The American Brewhouse Burger’s hook is sheer, over-the-top heft. It really does take two hands to handle this whopper (lowercase) of a double burger. It starts with more than a half-pound of Burger King’s signature, flame-grilled beef. The patties are less greasy than burgers cooked on a flat top grill at other chains.
BK’s latest brainstorm covers all its bases: there’s creamy mayo, crispy fried onions, smooth proprietary tavern sauce, mild American cheese, smoky bacon, and meat, meat, meat. Even approaching the once-impassable $10 border for the combo, you get your money’s worth with the American Brewhouse Burger.
This isn’t Budweiser’s first fling with fast food. Bud’s a fickle beer. Two years ago, the brewery partnered with Carl’s Jr. and Hardee’s on their Budweiser Beer Cheese Bacon Burger. That concoction actually had some beer flavor infused in the cheese. With Burger King, Bud is merely an innocent bystander, simply lending its name.

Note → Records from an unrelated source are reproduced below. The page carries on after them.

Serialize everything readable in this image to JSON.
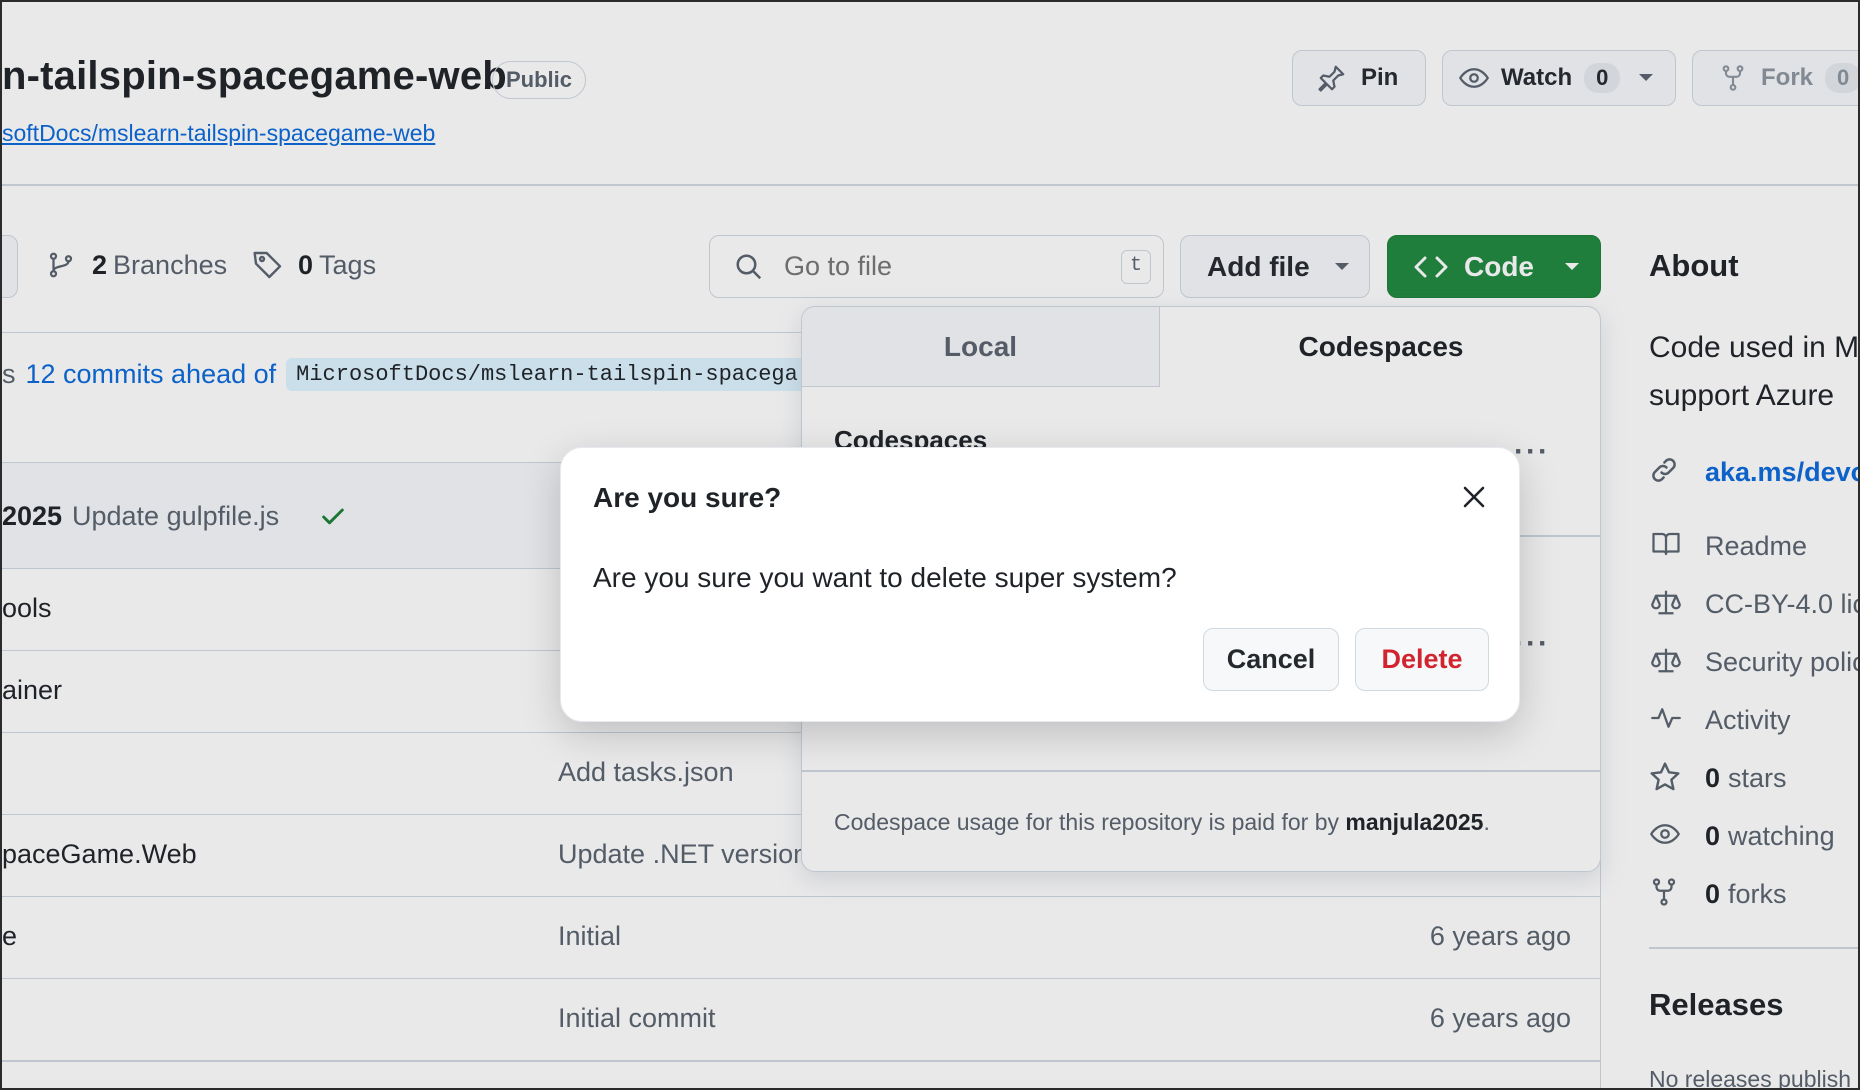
{
  "repo": {
    "name": "n-tailspin-spacegame-web",
    "visibility": "Public",
    "forked_from": "softDocs/mslearn-tailspin-spacegame-web"
  },
  "header_actions": {
    "pin_label": "Pin",
    "watch_label": "Watch",
    "watch_count": "0",
    "fork_label": "Fork",
    "fork_count": "0"
  },
  "toolbar": {
    "branches_count": "2",
    "branches_label": "Branches",
    "tags_count": "0",
    "tags_label": "Tags",
    "search_placeholder": "Go to file",
    "search_shortcut": "t",
    "add_file_label": "Add file",
    "code_label": "Code"
  },
  "ahead": {
    "prefix": "s",
    "link_text": "12 commits ahead of",
    "upstream": "MicrosoftDocs/mslearn-tailspin-spacega"
  },
  "latest_commit": {
    "author_fragment": "2025",
    "message": "Update gulpfile.js"
  },
  "files": [
    {
      "name": "ools",
      "message": "",
      "age": ""
    },
    {
      "name": "ainer",
      "message": "",
      "age": ""
    },
    {
      "name": "",
      "message": "Add tasks.json",
      "age": ""
    },
    {
      "name": "paceGame.Web",
      "message": "Update .NET version",
      "age": ""
    },
    {
      "name": "e",
      "message": "Initial",
      "age": "6 years ago"
    },
    {
      "name": "",
      "message": "Initial commit",
      "age": "6 years ago"
    }
  ],
  "code_panel": {
    "tab_local": "Local",
    "tab_codespaces": "Codespaces",
    "section_title": "Codespaces",
    "footer_prefix": "Codespace usage for this repository is paid for by",
    "footer_user": "manjula2025",
    "footer_suffix": "."
  },
  "dialog": {
    "title": "Are you sure?",
    "body": "Are you sure you want to delete super system?",
    "cancel_label": "Cancel",
    "delete_label": "Delete"
  },
  "sidebar": {
    "about_title": "About",
    "description_line1": "Code used in M",
    "description_line2": "support Azure",
    "website": "aka.ms/devo",
    "items": {
      "readme": "Readme",
      "license": "CC-BY-4.0 lic",
      "security": "Security polic",
      "activity": "Activity",
      "stars_count": "0",
      "stars_label": "stars",
      "watching_count": "0",
      "watching_label": "watching",
      "forks_count": "0",
      "forks_label": "forks"
    },
    "releases_title": "Releases",
    "releases_text": "No releases publish"
  },
  "colors": {
    "accent": "#0969da",
    "primary_button": "#1f883d",
    "danger": "#d1242f",
    "success": "#1a7f37"
  },
  "icons": [
    "pin-icon",
    "eye-icon",
    "chevron-down-icon",
    "fork-icon",
    "branch-icon",
    "tag-icon",
    "search-icon",
    "code-icon",
    "check-icon",
    "close-icon",
    "kebab-icon",
    "link-icon",
    "book-icon",
    "scale-icon",
    "pulse-icon",
    "star-icon"
  ]
}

Ken Hoffman reviews a new fast food restaurant item every Wednesday. Have a suggestion or a drive-thru favorite? Let Ken know in the comments or on Twitter.